## What to produce
Filter the records below and copy every line containing the word "Enscape".

## Material provided
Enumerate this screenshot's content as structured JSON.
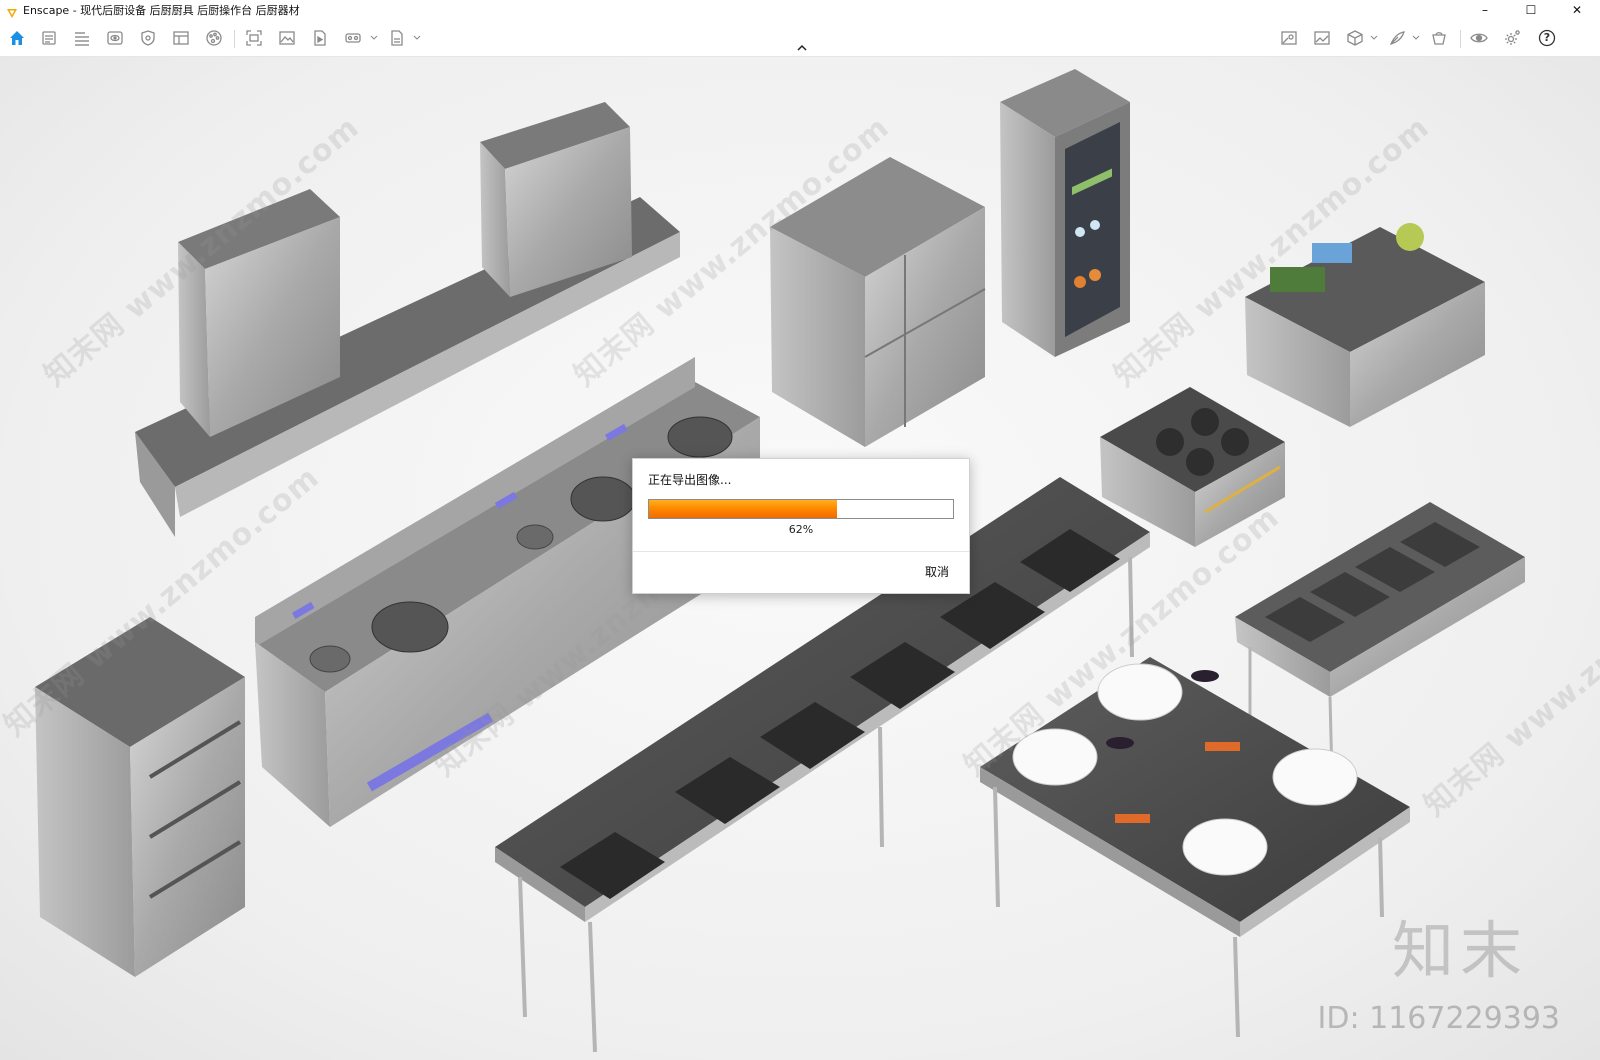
{
  "window": {
    "app_name": "Enscape",
    "title": "Enscape - 现代后厨设备 后厨厨具 后厨操作台 后厨器材",
    "controls": {
      "minimize": "–",
      "maximize": "☐",
      "close": "✕"
    }
  },
  "toolbar": {
    "left_icons": [
      "home-icon",
      "document-icon",
      "list-icon",
      "eye-view-icon",
      "shield-icon",
      "grid-table-icon",
      "color-palette-icon",
      "capture-screenshot-icon",
      "image-icon",
      "video-file-icon",
      "vr-headset-icon",
      "export-file-icon"
    ],
    "right_icons": [
      "map-icon",
      "picture-icon",
      "cube-icon",
      "feather-icon",
      "asset-library-icon",
      "visibility-eye-icon",
      "settings-gear-icon",
      "help-icon"
    ],
    "help_label": "?",
    "accent_color": "#1a8fe3"
  },
  "viewport": {
    "watermark_text": "知末网 www.znzmo.com",
    "brand_mark": "知末",
    "brand_id": "ID: 1167229393"
  },
  "export_dialog": {
    "title": "正在导出图像...",
    "progress": 0.62,
    "progress_label": "62%",
    "cancel_label": "取消",
    "progress_colors": [
      "#ffb020",
      "#f26b00"
    ]
  }
}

## Response to this exercise
    "app_name": "Enscape",
    "title": "Enscape - 现代后厨设备 后厨厨具 后厨操作台 后厨器材",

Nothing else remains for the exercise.